"Their learning curve is going to be very, very steep," says Austin psychologist Carl Pickhardt.
Pickhardt tells CBS 42 communication with the kids is key.
"People get very, very anxious in new situations where they do not have adequate information about what's going on," says Pickhardt. "It gets even more anxiety-provoking if you have no relationship you can count on."
Pickhardt advises giving the children stability - routine and rapport with an adult. The Department of Family and Protective Services says it is trying to keep siblings together, and underage mothers will be placed with their babies. Pickhardt says caregivers should get a profile of need for each child, something the state tells CBS 42 it will do.
"The kids will have all kinds of different questions about what does this mean, what will happen," says Pickhardt.
Children will run head-first into the outside world attending public schools.
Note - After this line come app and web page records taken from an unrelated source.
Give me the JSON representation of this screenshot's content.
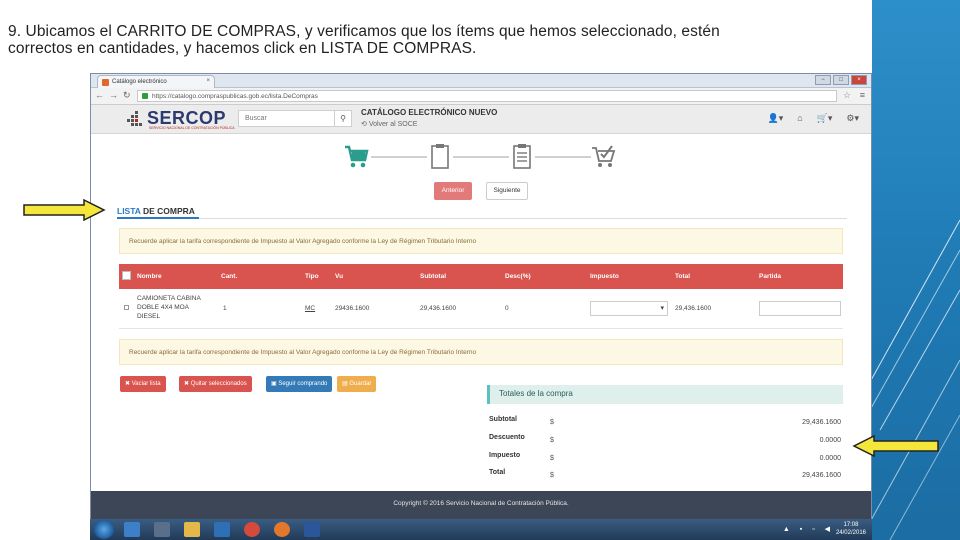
{
  "slide": {
    "instruction_line1": "9. Ubicamos el CARRITO DE COMPRAS, y verificamos que los ítems que hemos seleccionado, estén",
    "instruction_line2": "correctos en cantidades, y hacemos click en LISTA DE COMPRAS.",
    "accent_color": "#2d8fc9",
    "arrow_color": "#f5e63b"
  },
  "browser": {
    "tab_title": "Catálogo electrónico",
    "url": "https://catalogo.compraspublicas.gob.ec/lista.DeCompras",
    "win_min": "−",
    "win_max": "□",
    "win_close": "×"
  },
  "header": {
    "logo_text": "SERCOP",
    "logo_subtitle": "SERVICIO NACIONAL DE CONTRATACIÓN PÚBLICA",
    "search_placeholder": "Buscar",
    "catalog_title": "CATÁLOGO ELECTRÓNICO NUEVO",
    "back_link": "Volver al SOCE",
    "icons": [
      "user-icon",
      "home-icon",
      "cart-icon",
      "gear-icon"
    ]
  },
  "wizard": {
    "steps": [
      "cart-icon",
      "clipboard-icon",
      "list-icon",
      "cart-check-icon"
    ],
    "prev_label": "Anterior",
    "next_label": "Siguiente"
  },
  "section": {
    "title_blue": "LISTA",
    "title_rest": " DE COMPRA"
  },
  "notice_text": "Recuerde aplicar la tarifa correspondiente de Impuesto al Valor Agregado conforme la Ley de Régimen Tributario Interno",
  "table": {
    "headers": [
      "Nombre",
      "Cant.",
      "Tipo",
      "Vu",
      "Subtotal",
      "Desc(%)",
      "Impuesto",
      "Total",
      "Partida"
    ],
    "rows": [
      {
        "nombre_line1": "CAMIONETA CABINA",
        "nombre_line2": "DOBLE 4X4 MOA",
        "nombre_line3": "DIESEL",
        "cant": "1",
        "tipo": "MC",
        "vu": "29436.1600",
        "subtotal": "29,436.1600",
        "desc": "0",
        "impuesto": "",
        "total": "29,436.1600",
        "partida": ""
      }
    ]
  },
  "actions": {
    "vaciar": "Vaciar lista",
    "quitar": "Quitar seleccionados",
    "seguir": "Seguir comprando",
    "guardar": "Guardar"
  },
  "totals": {
    "title": "Totales de la compra",
    "currency": "$",
    "rows": [
      {
        "label": "Subtotal",
        "value": "29,436.1600"
      },
      {
        "label": "Descuento",
        "value": "0.0000"
      },
      {
        "label": "Impuesto",
        "value": "0.0000"
      },
      {
        "label": "Total",
        "value": "29,436.1600"
      }
    ]
  },
  "footer_text": "Copyright © 2016 Servicio Nacional de Contratación Pública.",
  "taskbar": {
    "time": "17:08",
    "date": "24/02/2016",
    "icons": [
      "start-icon",
      "ie-icon",
      "media-icon",
      "folder-icon",
      "player-icon",
      "chrome-icon",
      "firefox-icon",
      "word-icon"
    ]
  }
}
"We know they've been through a trauma," says Debbie Graves Ratcliffe with the Texas Education Agency. "I'm sure counselors will be involved. Some districts already have them on standby."
Pickhardt suggests kids meet in groups to process new experiences. But their minds probably won't be far from their old lives.
"Unless you have some reason to believe that connection is an injurious one," says Pickhardt, "that kid needs to have the power to reach back to a relationship that matters to him."
Calls and supervised visits with parents are up to the judge. So far she has not addressed those issues.
The Department of Family and Protective Services doesn't know how long the kids will remain in Austin. The agency's goal is to eventually put together family plans that will help reunite children with their parents.